Fill-it, shut-it insurance product
With a term life insurance policy, you have to renew the policy at the finishing of each term to keep the coverage going. At every policy renewal, you pay higher premiums and might even have to undergo medical testing to prove insurability.
You don’t have to worry about all this with permanent life insurance. You take a medical exam only once — as part of the approval process. Once the insurer issues the life policy, it will cover for your whole life, regardless of any health issues that might develop later.
Builds cash value
Unlike term life insurance, permanent life insurance policies accumulate cash value. Since a part of your premium payments goes into building the cash value, it is a sort of “forced” savings vehicle. You can withdraw from or borrow against the policy’s cash value at any time. You can even use it as collateral for a third-party loan.
Generally, the cash value accumulates up slowly at first but then picks up the pace after some years. If you don’t withdraw or take out a loan, eventually the cash value may have enough money to pay premiums for the rest of your life.
The death benefit of a permanent life insurance policy is typically tax-free, while the cash value grows at a tax-deferred basis. This means any money you withdraw from it won’t get taxed, as long as the withdrawn amount is not more than the amount you’ve already paid in.
Some permanent life insurance policies give you the opportunity to earn dividends. You can reinvest the dividends into your policy to:
- build up the cash value more quickly
- buy additional coverage
- pay for future premiums, or
- personal income or investments outside of your permanent life policy
Disadvantages of Permanent Life Insurance
It’s costlier than term life
Without question, the single biggest drawback of permanent life insurance is cost (which arises from the cash value component). Generally speaking, permanent life insurance can cost at minimum a few hundred dollars per year. Permanent life insurance rates can be five to 15 times more than the rates for comparable term life insurance.
It’s not always a good investment

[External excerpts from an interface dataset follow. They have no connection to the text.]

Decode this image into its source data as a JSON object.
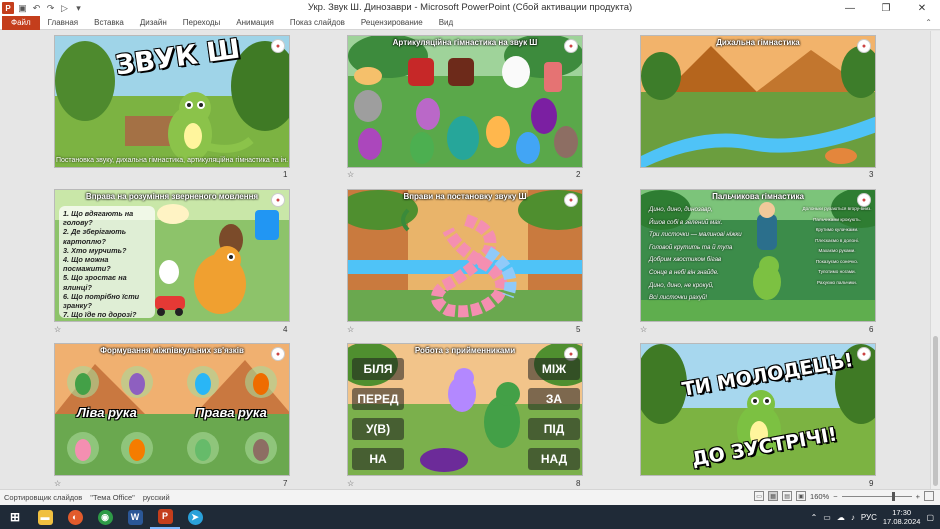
{
  "window": {
    "app_icon": "P",
    "title": "Укр. Звук Ш. Динозаври  -  Microsoft PowerPoint (Сбой активации продукта)",
    "controls": [
      "minimize-icon",
      "restore-icon",
      "close-icon"
    ],
    "minimize_glyph": "—",
    "restore_glyph": "❐",
    "close_glyph": "✕"
  },
  "ribbon": {
    "tabs": [
      "Файл",
      "Главная",
      "Вставка",
      "Дизайн",
      "Переходы",
      "Анимация",
      "Показ слайдов",
      "Рецензирование",
      "Вид"
    ],
    "collapse_glyph": "⌃"
  },
  "slides": [
    {
      "number": "1",
      "title": "ЗВУК Ш",
      "caption": "Постановка звуку, дихальна гімнастика, артикуляційна гімнастика та ін."
    },
    {
      "number": "2",
      "title": "Артикуляційна гімнастика на звук Ш"
    },
    {
      "number": "3",
      "title": "Дихальна гімнастика"
    },
    {
      "number": "4",
      "title": "Вправа на розуміння зверненого мовлення",
      "questions": [
        "1. Що вдягають на голову?",
        "2. Де зберігають картоплю?",
        "3. Хто мурчить?",
        "4. Що можна посмажити?",
        "5. Що зростає на ялинці?",
        "6. Що потрібно їсти зранку?",
        "7. Що їде по дорозі?"
      ]
    },
    {
      "number": "5",
      "title": "Вправи на постановку звуку Ш"
    },
    {
      "number": "6",
      "title": "Пальчикова гімнастика",
      "verse": [
        "Дино, дино, динозавр,",
        "Йшов собі в зелений мах.",
        "Три листочки — малинові ніжки",
        "Головой крутить та й тупа",
        "Добрим хвостиком бігав",
        "Сонце в небі він знайде.",
        "Дино, дино, не крокуй,",
        "Всі листочки рахуй!"
      ],
      "hints": [
        "Долоньки рухаються вгору-вниз.",
        "Пальчиками крокують.",
        "Крутимо кулачками.",
        "Плескаємо в долоні.",
        "Махаємо руками.",
        "Показуємо сонечко.",
        "Тупотимо ногами.",
        "Рахуємо пальчики."
      ]
    },
    {
      "number": "7",
      "title": "Формування міжпівкульних зв'язків",
      "left_label": "Ліва рука",
      "right_label": "Права рука"
    },
    {
      "number": "8",
      "title": "Робота з прийменниками",
      "left_words": [
        "БІЛЯ",
        "ПЕРЕД",
        "У(В)",
        "НА"
      ],
      "right_words": [
        "МІЖ",
        "ЗА",
        "ПІД",
        "НАД"
      ]
    },
    {
      "number": "9",
      "title_line1": "ТИ МОЛОДЕЦЬ!",
      "title_line2": "ДО ЗУСТРІЧІ!"
    }
  ],
  "anim_marker": "☆",
  "logo_glyph": "●",
  "statusbar": {
    "view_name": "Сортировщик слайдов",
    "theme": "\"Тема Office\"",
    "language": "русский",
    "zoom": "160%",
    "zoom_minus": "−",
    "zoom_plus": "+",
    "view_glyphs": [
      "▭",
      "▦",
      "▤",
      "▣"
    ]
  },
  "taskbar": {
    "language": "РУС",
    "time": "17:30",
    "date": "17.08.2024",
    "apps": [
      {
        "glyph": "⊞",
        "color": "#1f2a37"
      },
      {
        "glyph": "▬",
        "color": "#f0c040"
      },
      {
        "glyph": "◐",
        "color": "#e25b2c"
      },
      {
        "glyph": "◉",
        "color": "#2e9b47"
      },
      {
        "glyph": "W",
        "color": "#2b5797"
      },
      {
        "glyph": "P",
        "color": "#c43e1c"
      },
      {
        "glyph": "➤",
        "color": "#2aa1da"
      }
    ],
    "tray_glyphs": [
      "⌃",
      "▭",
      "☁",
      "♪"
    ],
    "notification_glyph": "▢"
  },
  "colors": {
    "accent": "#c43e1c",
    "taskbar": "#1f2a37"
  }
}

Cash value is part of the permanent life insurance appeal. A portion of your premium payments goes into a savings account which grows tax-free. So in a way, permanent life insurance acts as forced savings.
All the same, there are three main disadvantages to this savings feature:
- You have little control over how the insurer invests your premiums.
- The Rate of return tends to be lower than what you can get elsewhere. The average annual rate of return for whole life policies hovers around 3-6%. Most other dedicated investment options (like mutual funds) provide a better return.
- Fees for permanent life investments are on the higher side (at times even exceed 3%).
Is it a good option for you?
Permanent life insurance policies can be a smart option for someone who:
- Wants their beneficiaries to receive a payout regardless of when they pass away
- Wants to leave money to their loved ones or preserve the value of their estate for their heirs/future generations
- Has already maxed out other investment options and is seeking a tax-deferred savings account
Permanent life insurance offers several benefits — lifelong/permanent coverage, cash value, and flexibility. However, these perks don’t come cheap. You are likely to pay five to 15 times more for permanent life insurance than term life insurance. Also, keep in mind certain permanent policies and require close monitoring.
Get in touch with an independent broker, like Dundas Life, to understand if permanent life insurance is a better choice for you and find the best coverage at the best possible price.